Throughout our previous posts, we have discussed many of the challenges that affect the Phalombe District in Malawi: the educational system is poorly equipped; the secondary schools have high tuition fees; many families are unable to provide the resources and support necessary for the students to have a meaningful education; those that are fortunate enough to get a college degree return to communities that do not foster meaningful career opportunities. It is clear that quality education is the best path for the people of Malawi to escape this cycle.
There have been many organizations that have attempted to help in various ways, but in doing so they can often make the situation worse. They provide a solution to a problem (e.g., a new well system to provide fresh water for a village, seeds and resources to get through the tough growing season, etc.), and then leave. And when those organizations leave, oftentimes the solution leaves with them. The community did not learn how to solve the problem themselves, so they will be ultimately helpless the next time it happens again. The farmer won’t learn how to save money to purchase seeds for next year; the people in the village won’t know how to help those around them to make a new well system, or to repair the one they were given. It is a band-aid solution that is not sustainable.

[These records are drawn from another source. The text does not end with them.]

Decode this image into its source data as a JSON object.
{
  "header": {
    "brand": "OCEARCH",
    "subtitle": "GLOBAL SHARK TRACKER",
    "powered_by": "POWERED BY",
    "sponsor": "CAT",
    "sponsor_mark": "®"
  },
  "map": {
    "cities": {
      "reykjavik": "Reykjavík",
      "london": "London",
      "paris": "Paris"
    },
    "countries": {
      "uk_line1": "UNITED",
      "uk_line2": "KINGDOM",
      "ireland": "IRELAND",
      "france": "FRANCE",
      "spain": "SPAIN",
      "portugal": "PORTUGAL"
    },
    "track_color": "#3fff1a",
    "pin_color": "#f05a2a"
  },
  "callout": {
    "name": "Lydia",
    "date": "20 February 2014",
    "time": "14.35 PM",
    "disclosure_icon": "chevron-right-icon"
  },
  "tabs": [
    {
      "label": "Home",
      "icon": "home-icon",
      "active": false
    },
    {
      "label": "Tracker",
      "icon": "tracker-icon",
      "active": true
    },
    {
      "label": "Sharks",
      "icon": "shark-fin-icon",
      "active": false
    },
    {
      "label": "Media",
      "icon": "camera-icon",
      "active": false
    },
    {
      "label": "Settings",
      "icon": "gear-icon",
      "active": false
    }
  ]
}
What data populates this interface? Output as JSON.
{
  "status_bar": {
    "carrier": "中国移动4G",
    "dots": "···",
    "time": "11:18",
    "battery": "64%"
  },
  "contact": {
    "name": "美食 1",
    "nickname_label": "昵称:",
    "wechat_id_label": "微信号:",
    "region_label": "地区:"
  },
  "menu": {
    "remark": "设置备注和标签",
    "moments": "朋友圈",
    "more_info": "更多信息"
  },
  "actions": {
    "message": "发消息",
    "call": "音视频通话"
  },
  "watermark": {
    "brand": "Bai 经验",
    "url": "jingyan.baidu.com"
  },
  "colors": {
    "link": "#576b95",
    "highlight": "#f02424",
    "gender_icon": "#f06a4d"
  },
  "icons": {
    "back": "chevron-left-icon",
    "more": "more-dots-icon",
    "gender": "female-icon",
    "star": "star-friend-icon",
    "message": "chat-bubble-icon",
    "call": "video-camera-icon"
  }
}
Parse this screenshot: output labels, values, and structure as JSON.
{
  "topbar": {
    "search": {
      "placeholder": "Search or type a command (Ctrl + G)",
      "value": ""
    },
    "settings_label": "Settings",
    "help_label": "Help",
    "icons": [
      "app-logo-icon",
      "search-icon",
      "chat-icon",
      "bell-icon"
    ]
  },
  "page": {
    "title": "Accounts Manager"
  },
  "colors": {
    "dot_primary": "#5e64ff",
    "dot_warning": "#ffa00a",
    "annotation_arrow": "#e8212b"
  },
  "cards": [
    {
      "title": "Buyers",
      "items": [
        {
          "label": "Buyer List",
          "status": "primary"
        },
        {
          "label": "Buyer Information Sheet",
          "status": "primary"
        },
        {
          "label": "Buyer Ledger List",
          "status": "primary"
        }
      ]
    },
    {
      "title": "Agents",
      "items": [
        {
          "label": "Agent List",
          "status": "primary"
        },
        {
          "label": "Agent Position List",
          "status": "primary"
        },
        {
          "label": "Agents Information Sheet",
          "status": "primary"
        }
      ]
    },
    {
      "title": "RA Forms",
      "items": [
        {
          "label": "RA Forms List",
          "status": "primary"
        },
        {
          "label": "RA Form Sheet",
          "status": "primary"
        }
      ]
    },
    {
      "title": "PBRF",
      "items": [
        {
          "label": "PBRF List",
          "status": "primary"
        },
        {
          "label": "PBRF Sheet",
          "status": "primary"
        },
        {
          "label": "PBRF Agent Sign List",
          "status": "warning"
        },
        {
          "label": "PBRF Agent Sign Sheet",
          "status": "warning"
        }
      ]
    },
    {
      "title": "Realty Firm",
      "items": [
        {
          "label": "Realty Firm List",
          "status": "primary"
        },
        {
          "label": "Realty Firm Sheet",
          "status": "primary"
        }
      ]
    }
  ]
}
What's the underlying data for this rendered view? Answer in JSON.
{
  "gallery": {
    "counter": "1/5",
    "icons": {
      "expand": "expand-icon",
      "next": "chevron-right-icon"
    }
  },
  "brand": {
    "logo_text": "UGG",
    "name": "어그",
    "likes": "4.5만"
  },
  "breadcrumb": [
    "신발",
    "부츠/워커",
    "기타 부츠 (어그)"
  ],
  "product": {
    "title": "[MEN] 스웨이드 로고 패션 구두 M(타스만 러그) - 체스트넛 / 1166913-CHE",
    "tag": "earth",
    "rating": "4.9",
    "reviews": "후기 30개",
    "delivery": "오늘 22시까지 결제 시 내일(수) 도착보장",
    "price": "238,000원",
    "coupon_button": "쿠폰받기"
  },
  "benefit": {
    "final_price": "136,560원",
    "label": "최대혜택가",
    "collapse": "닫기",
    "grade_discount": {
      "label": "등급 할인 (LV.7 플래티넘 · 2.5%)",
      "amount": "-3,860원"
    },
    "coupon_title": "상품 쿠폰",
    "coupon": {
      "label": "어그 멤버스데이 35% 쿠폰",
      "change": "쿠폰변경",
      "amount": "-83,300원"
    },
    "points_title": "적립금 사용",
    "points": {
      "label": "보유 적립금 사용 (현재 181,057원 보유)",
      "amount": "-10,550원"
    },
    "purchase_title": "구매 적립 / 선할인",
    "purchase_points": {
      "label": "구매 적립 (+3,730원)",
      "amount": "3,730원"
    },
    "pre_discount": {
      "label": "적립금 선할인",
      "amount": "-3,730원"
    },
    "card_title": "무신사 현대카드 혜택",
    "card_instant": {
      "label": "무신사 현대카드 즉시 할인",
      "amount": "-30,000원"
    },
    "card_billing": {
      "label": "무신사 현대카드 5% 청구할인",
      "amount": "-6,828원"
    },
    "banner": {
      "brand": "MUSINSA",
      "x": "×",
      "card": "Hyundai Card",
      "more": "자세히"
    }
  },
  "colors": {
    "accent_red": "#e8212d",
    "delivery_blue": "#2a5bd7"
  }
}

Instead of having the confidence and knowledge to solve the problem on their own, these communities depend on outside help. This is called the “dependency syndrome”, and it exacerbates this cycle of poverty. When you are denied opportunities as a child and also never receive the knowledge, training, or life experiences to become a self sufficient adult, the deck is double stacked against you.
EKARI has a very distinct perspective on this issue and believes that the only way to truly help Phalombe is to change the mindsets of our beneficiaries. Instead of working for the community, we work with them. We give them the confidence and knowledge to tackle the problems they face so they may learn to help themselves and each other.
In order to reach this goal, we work hard to overcome the dependency mindset that has come to mire too many Malawians in extreme poverty. We work to change attitudes and beliefs. We work to instill a sense of hope in our beneficiaries that they can solve their own problems. Our programs are intentionally designed to provide a sense of responsibility and ownership. Our experience has shown that when we ask our beneficiaries’ to change their attitudes and when we support their behavior change, dependency becomes self sufficiency. Not only do they survive, they thrive.
If you would like to learn more, we will be discussing this topic at our Annual Event on October 8th! Not only will we share our work in overcoming this mindset, but we will be talking about beneficiary success stories as well!